::: EXERCISE INPUTS :::

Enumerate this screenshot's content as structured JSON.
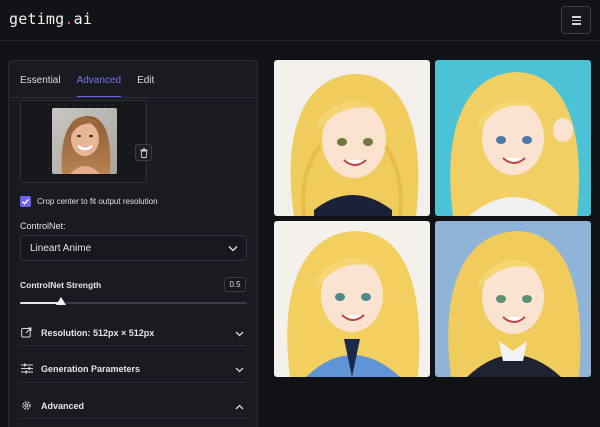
{
  "header": {
    "logo_main": "getimg",
    "logo_dot": ".",
    "logo_tld": "ai",
    "menu_icon": "hamburger-icon"
  },
  "tabs": [
    {
      "label": "Essential",
      "active": false
    },
    {
      "label": "Advanced",
      "active": true
    },
    {
      "label": "Edit",
      "active": false
    }
  ],
  "uploader": {
    "image": "reference-portrait",
    "delete_icon": "trash-icon"
  },
  "crop": {
    "checked": true,
    "label": "Crop center to fit output resolution"
  },
  "controlnet": {
    "label": "ControlNet:",
    "selected": "Lineart Anime"
  },
  "strength": {
    "label": "ControlNet Strength",
    "value": "0.5",
    "fraction": 0.18
  },
  "sections": [
    {
      "label": "Resolution: 512px × 512px",
      "icon": "resize-icon",
      "expanded": false
    },
    {
      "label": "Generation Parameters",
      "icon": "sliders-icon",
      "expanded": false
    },
    {
      "label": "Advanced",
      "icon": "gear-icon",
      "expanded": true
    }
  ],
  "gallery": {
    "images": [
      "anime-girl-dark-top",
      "anime-girl-cyan-bg",
      "anime-girl-blue-shirt",
      "anime-girl-blue-bg"
    ]
  },
  "colors": {
    "accent": "#6d63f2",
    "hair": "#f3d36b",
    "logo_dot": "#e85c6b"
  }
}
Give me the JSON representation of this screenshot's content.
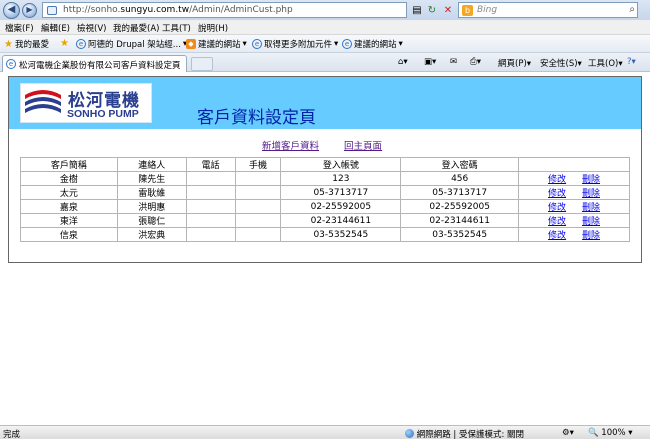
{
  "browser": {
    "url_prefix": "http://sonho.",
    "url_domain": "sungyu.com.tw",
    "url_path": "/Admin/AdminCust.php",
    "search_placeholder": "Bing"
  },
  "menu": [
    "檔案(F)",
    "編輯(E)",
    "檢視(V)",
    "我的最愛(A)",
    "工具(T)",
    "說明(H)"
  ],
  "favorites": {
    "main": "我的最愛",
    "items": [
      "阿德的 Drupal 架站經...",
      "建議的網站",
      "取得更多附加元件",
      "建議的網站"
    ]
  },
  "tab": {
    "title": "松河電機企業股份有限公司客戶資料設定頁"
  },
  "command_bar": {
    "page": "網頁(P)",
    "safety": "安全性(S)",
    "tools": "工具(O)"
  },
  "page": {
    "logo_cn": "松河電機",
    "logo_en": "SONHO PUMP",
    "title": "客戶資料設定頁",
    "add_link": "新增客戶資料",
    "home_link": "回主頁面",
    "headers": [
      "客戶簡稱",
      "連絡人",
      "電話",
      "手機",
      "登入帳號",
      "登入密碼"
    ],
    "edit_label": "修改",
    "delete_label": "刪除",
    "rows": [
      {
        "name": "金樹",
        "contact": "陳先生",
        "phone": "",
        "mobile": "",
        "account": "123",
        "password": "456"
      },
      {
        "name": "太元",
        "contact": "雷耿維",
        "phone": "",
        "mobile": "",
        "account": "05-3713717",
        "password": "05-3713717"
      },
      {
        "name": "嘉泉",
        "contact": "洪明惠",
        "phone": "",
        "mobile": "",
        "account": "02-25592005",
        "password": "02-25592005"
      },
      {
        "name": "東洋",
        "contact": "張聰仁",
        "phone": "",
        "mobile": "",
        "account": "02-23144611",
        "password": "02-23144611"
      },
      {
        "name": "信泉",
        "contact": "洪宏典",
        "phone": "",
        "mobile": "",
        "account": "03-5352545",
        "password": "03-5352545"
      }
    ]
  },
  "status": {
    "left": "完成",
    "zone": "網際網路 | 受保護模式: 關閉",
    "zoom": "100%"
  }
}
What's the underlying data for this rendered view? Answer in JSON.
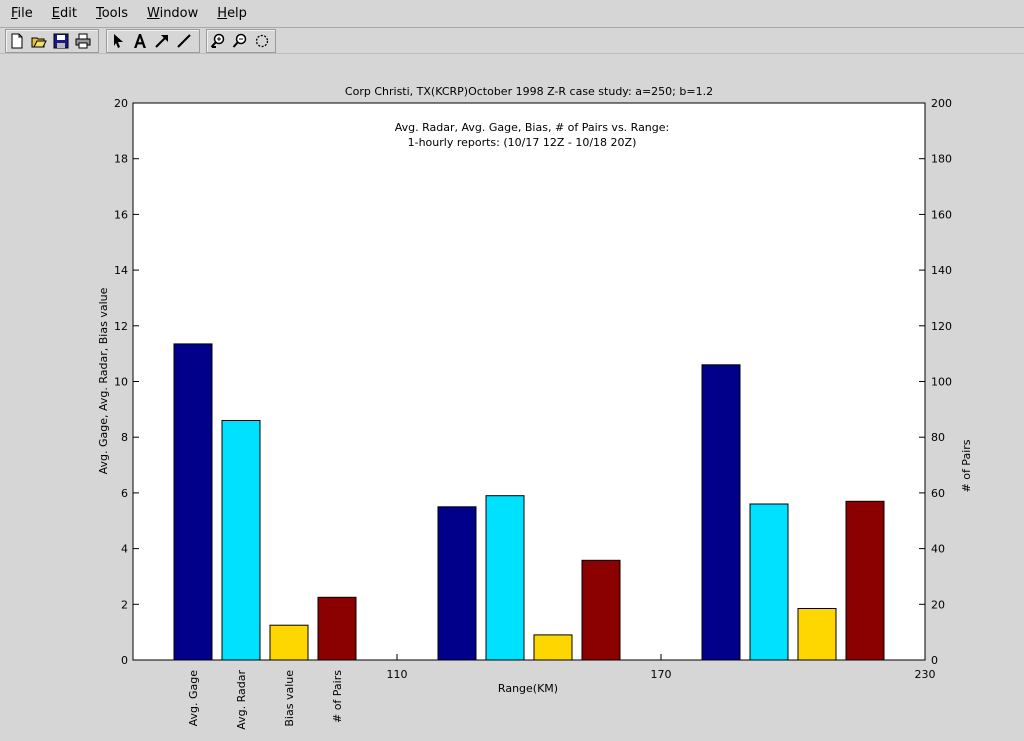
{
  "menu": {
    "items": [
      "File",
      "Edit",
      "Tools",
      "Window",
      "Help"
    ]
  },
  "toolbar": {
    "icons": [
      "new-file-icon",
      "open-folder-icon",
      "save-icon",
      "print-icon",
      "select-arrow-icon",
      "text-insert-icon",
      "arrow-insert-icon",
      "line-insert-icon",
      "zoom-in-icon",
      "zoom-out-icon",
      "rotate-icon"
    ]
  },
  "chart_data": {
    "type": "bar",
    "title": "Corp Christi, TX(KCRP)October 1998 Z-R case study: a=250; b=1.2",
    "annotation": [
      "Avg. Radar, Avg. Gage, Bias, # of Pairs vs. Range:",
      "1-hourly reports: (10/17 12Z - 10/18 20Z)"
    ],
    "xlabel": "Range(KM)",
    "ylabel_left": "Avg. Gage, Avg. Radar, Bias value",
    "ylabel_right": "# of Pairs",
    "ylim_left": [
      0,
      20
    ],
    "ylim_right": [
      0,
      200
    ],
    "yticks_left": [
      "0",
      "2",
      "4",
      "6",
      "8",
      "10",
      "12",
      "14",
      "16",
      "18",
      "20"
    ],
    "yticks_right": [
      "0",
      "20",
      "40",
      "60",
      "80",
      "100",
      "120",
      "140",
      "160",
      "180",
      "200"
    ],
    "x_range": [
      50,
      230
    ],
    "x_ticks": [
      {
        "value": 110,
        "label": "110"
      },
      {
        "value": 170,
        "label": "170"
      },
      {
        "value": 230,
        "label": "230"
      }
    ],
    "category_labels": [
      "Avg. Gage",
      "Avg. Radar",
      "Bias value",
      "# of Pairs"
    ],
    "colors": [
      "#00008b",
      "#00e0ff",
      "#ffd700",
      "#8b0000"
    ],
    "groups": [
      {
        "center": 80,
        "values": [
          11.35,
          8.6,
          1.25,
          22.5
        ]
      },
      {
        "center": 140,
        "values": [
          5.5,
          5.9,
          0.9,
          35.8
        ]
      },
      {
        "center": 200,
        "values": [
          10.6,
          5.6,
          1.85,
          57
        ]
      }
    ],
    "series_axis": [
      "left",
      "left",
      "left",
      "right"
    ]
  }
}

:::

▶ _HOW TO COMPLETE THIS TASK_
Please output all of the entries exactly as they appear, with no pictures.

▶ _PROBLEM SOLUTION_
Enumerate this screenshot's content as structured JSON.
{
  "header": {
    "logo_main": "getimg",
    "logo_dot": ".",
    "logo_tld": "ai",
    "menu_icon": "hamburger-icon"
  },
  "tabs": [
    {
      "label": "Essential",
      "active": false
    },
    {
      "label": "Advanced",
      "active": true
    },
    {
      "label": "Edit",
      "active": false
    }
  ],
  "uploader": {
    "image": "reference-portrait",
    "delete_icon": "trash-icon"
  },
  "crop": {
    "checked": true,
    "label": "Crop center to fit output resolution"
  },
  "controlnet": {
    "label": "ControlNet:",
    "selected": "Lineart Anime"
  },
  "strength": {
    "label": "ControlNet Strength",
    "value": "0.5",
    "fraction": 0.18
  },
  "sections": [
    {
      "label": "Resolution: 512px × 512px",
      "icon": "resize-icon",
      "expanded": false
    },
    {
      "label": "Generation Parameters",
      "icon": "sliders-icon",
      "expanded": false
    },
    {
      "label": "Advanced",
      "icon": "gear-icon",
      "expanded": true
    }
  ],
  "gallery": {
    "images": [
      "anime-girl-dark-top",
      "anime-girl-cyan-bg",
      "anime-girl-blue-shirt",
      "anime-girl-blue-bg"
    ]
  },
  "colors": {
    "accent": "#6d63f2",
    "hair": "#f3d36b",
    "logo_dot": "#e85c6b"
  }
}
Give me the JSON representation of this screenshot's content.
{
  "browser": {
    "url_prefix": "http://sonho.",
    "url_domain": "sungyu.com.tw",
    "url_path": "/Admin/AdminCust.php",
    "search_placeholder": "Bing"
  },
  "menu": [
    "檔案(F)",
    "編輯(E)",
    "檢視(V)",
    "我的最愛(A)",
    "工具(T)",
    "說明(H)"
  ],
  "favorites": {
    "main": "我的最愛",
    "items": [
      "阿德的 Drupal 架站經...",
      "建議的網站",
      "取得更多附加元件",
      "建議的網站"
    ]
  },
  "tab": {
    "title": "松河電機企業股份有限公司客戶資料設定頁"
  },
  "command_bar": {
    "page": "網頁(P)",
    "safety": "安全性(S)",
    "tools": "工具(O)"
  },
  "page": {
    "logo_cn": "松河電機",
    "logo_en": "SONHO PUMP",
    "title": "客戶資料設定頁",
    "add_link": "新增客戶資料",
    "home_link": "回主頁面",
    "headers": [
      "客戶簡稱",
      "連絡人",
      "電話",
      "手機",
      "登入帳號",
      "登入密碼"
    ],
    "edit_label": "修改",
    "delete_label": "刪除",
    "rows": [
      {
        "name": "金樹",
        "contact": "陳先生",
        "phone": "",
        "mobile": "",
        "account": "123",
        "password": "456"
      },
      {
        "name": "太元",
        "contact": "雷耿維",
        "phone": "",
        "mobile": "",
        "account": "05-3713717",
        "password": "05-3713717"
      },
      {
        "name": "嘉泉",
        "contact": "洪明惠",
        "phone": "",
        "mobile": "",
        "account": "02-25592005",
        "password": "02-25592005"
      },
      {
        "name": "東洋",
        "contact": "張聰仁",
        "phone": "",
        "mobile": "",
        "account": "02-23144611",
        "password": "02-23144611"
      },
      {
        "name": "信泉",
        "contact": "洪宏典",
        "phone": "",
        "mobile": "",
        "account": "03-5352545",
        "password": "03-5352545"
      }
    ]
  },
  "status": {
    "left": "完成",
    "zone": "網際網路 | 受保護模式: 關閉",
    "zoom": "100%"
  }
}
What's the underlying data for this rendered view? Answer in JSON.
{
  "menu": {
    "items": [
      "File",
      "Edit",
      "Tools",
      "Window",
      "Help"
    ]
  },
  "toolbar": {
    "icons": [
      "new-file-icon",
      "open-folder-icon",
      "save-icon",
      "print-icon",
      "select-arrow-icon",
      "text-insert-icon",
      "arrow-insert-icon",
      "line-insert-icon",
      "zoom-in-icon",
      "zoom-out-icon",
      "rotate-icon"
    ]
  },
  "chart_data": {
    "type": "bar",
    "title": "Corp Christi, TX(KCRP)October 1998 Z-R case study: a=250; b=1.2",
    "annotation": [
      "Avg. Radar, Avg. Gage, Bias, # of Pairs vs. Range:",
      "1-hourly reports: (10/17 12Z - 10/18 20Z)"
    ],
    "xlabel": "Range(KM)",
    "ylabel_left": "Avg. Gage, Avg. Radar, Bias value",
    "ylabel_right": "# of Pairs",
    "ylim_left": [
      0,
      20
    ],
    "ylim_right": [
      0,
      200
    ],
    "yticks_left": [
      "0",
      "2",
      "4",
      "6",
      "8",
      "10",
      "12",
      "14",
      "16",
      "18",
      "20"
    ],
    "yticks_right": [
      "0",
      "20",
      "40",
      "60",
      "80",
      "100",
      "120",
      "140",
      "160",
      "180",
      "200"
    ],
    "x_range": [
      50,
      230
    ],
    "x_ticks": [
      {
        "value": 110,
        "label": "110"
      },
      {
        "value": 170,
        "label": "170"
      },
      {
        "value": 230,
        "label": "230"
      }
    ],
    "category_labels": [
      "Avg. Gage",
      "Avg. Radar",
      "Bias value",
      "# of Pairs"
    ],
    "colors": [
      "#00008b",
      "#00e0ff",
      "#ffd700",
      "#8b0000"
    ],
    "groups": [
      {
        "center": 80,
        "values": [
          11.35,
          8.6,
          1.25,
          22.5
        ]
      },
      {
        "center": 140,
        "values": [
          5.5,
          5.9,
          0.9,
          35.8
        ]
      },
      {
        "center": 200,
        "values": [
          10.6,
          5.6,
          1.85,
          57
        ]
      }
    ],
    "series_axis": [
      "left",
      "left",
      "left",
      "right"
    ]
  }
}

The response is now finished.